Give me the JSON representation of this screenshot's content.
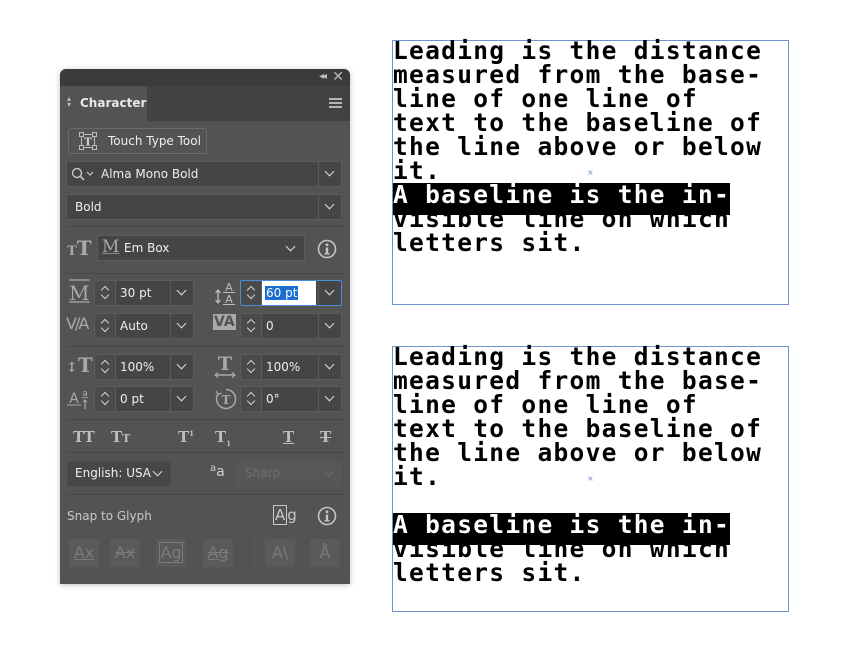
{
  "panel": {
    "title": "Character",
    "touch_type_button": "Touch Type Tool",
    "font_family": "Alma Mono Bold",
    "font_style": "Bold",
    "alignment_option": "Em Box",
    "font_size": "30 pt",
    "leading": "60 pt",
    "kerning": "Auto",
    "tracking": "0",
    "vertical_scale": "100%",
    "horizontal_scale": "100%",
    "baseline_shift": "0 pt",
    "character_rotation": "0°",
    "language": "English: USA",
    "anti_aliasing": "Sharp",
    "snap_to_glyph_label": "Snap to Glyph",
    "type_buttons": [
      "TT",
      "Tт",
      "T¹",
      "T₁",
      "T",
      "T"
    ],
    "snap_buttons": [
      "Ax",
      "Ax",
      "Ag",
      "Ag",
      "A\\",
      "Å"
    ]
  },
  "frames": [
    {
      "lines": [
        {
          "text": "Leading is the distance",
          "selected": false
        },
        {
          "text": "measured from the base-",
          "selected": false
        },
        {
          "text": "line of one line of",
          "selected": false
        },
        {
          "text": "text to the baseline of",
          "selected": false
        },
        {
          "text": "the line above or below",
          "selected": false
        },
        {
          "text": "it.",
          "selected": false
        },
        {
          "text": "A baseline is the in-",
          "selected": true
        },
        {
          "text": "visible line on which",
          "selected": false
        },
        {
          "text": "letters sit.",
          "selected": false
        }
      ]
    },
    {
      "lines": [
        {
          "text": "Leading is the distance",
          "selected": false
        },
        {
          "text": "measured from the base-",
          "selected": false
        },
        {
          "text": "line of one line of",
          "selected": false
        },
        {
          "text": "text to the baseline of",
          "selected": false
        },
        {
          "text": "the line above or below",
          "selected": false
        },
        {
          "text": "it.",
          "selected": false
        },
        {
          "text": "A baseline is the in-",
          "selected": true
        },
        {
          "text": "visible line on which",
          "selected": false
        },
        {
          "text": "letters sit.",
          "selected": false
        }
      ]
    }
  ],
  "colors": {
    "panel_bg": "#535353",
    "selection_blue": "#1a6fd0",
    "frame_border": "#6d93cc"
  }
}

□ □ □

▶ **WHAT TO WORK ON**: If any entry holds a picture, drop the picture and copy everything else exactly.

▶ **WRITTEN ANSWER**:
Give me the JSON representation of this screenshot's content.
{
  "panel": {
    "title": "Character",
    "touch_type_button": "Touch Type Tool",
    "font_family": "Alma Mono Bold",
    "font_style": "Bold",
    "alignment_option": "Em Box",
    "font_size": "30 pt",
    "leading": "60 pt",
    "kerning": "Auto",
    "tracking": "0",
    "vertical_scale": "100%",
    "horizontal_scale": "100%",
    "baseline_shift": "0 pt",
    "character_rotation": "0°",
    "language": "English: USA",
    "anti_aliasing": "Sharp",
    "snap_to_glyph_label": "Snap to Glyph",
    "type_buttons": [
      "TT",
      "Tт",
      "T¹",
      "T₁",
      "T",
      "T"
    ],
    "snap_buttons": [
      "Ax",
      "Ax",
      "Ag",
      "Ag",
      "A\\",
      "Å"
    ]
  },
  "frames": [
    {
      "lines": [
        {
          "text": "Leading is the distance",
          "selected": false
        },
        {
          "text": "measured from the base-",
          "selected": false
        },
        {
          "text": "line of one line of",
          "selected": false
        },
        {
          "text": "text to the baseline of",
          "selected": false
        },
        {
          "text": "the line above or below",
          "selected": false
        },
        {
          "text": "it.",
          "selected": false
        },
        {
          "text": "A baseline is the in-",
          "selected": true
        },
        {
          "text": "visible line on which",
          "selected": false
        },
        {
          "text": "letters sit.",
          "selected": false
        }
      ]
    },
    {
      "lines": [
        {
          "text": "Leading is the distance",
          "selected": false
        },
        {
          "text": "measured from the base-",
          "selected": false
        },
        {
          "text": "line of one line of",
          "selected": false
        },
        {
          "text": "text to the baseline of",
          "selected": false
        },
        {
          "text": "the line above or below",
          "selected": false
        },
        {
          "text": "it.",
          "selected": false
        },
        {
          "text": "A baseline is the in-",
          "selected": true
        },
        {
          "text": "visible line on which",
          "selected": false
        },
        {
          "text": "letters sit.",
          "selected": false
        }
      ]
    }
  ],
  "colors": {
    "panel_bg": "#535353",
    "selection_blue": "#1a6fd0",
    "frame_border": "#6d93cc"
  }
}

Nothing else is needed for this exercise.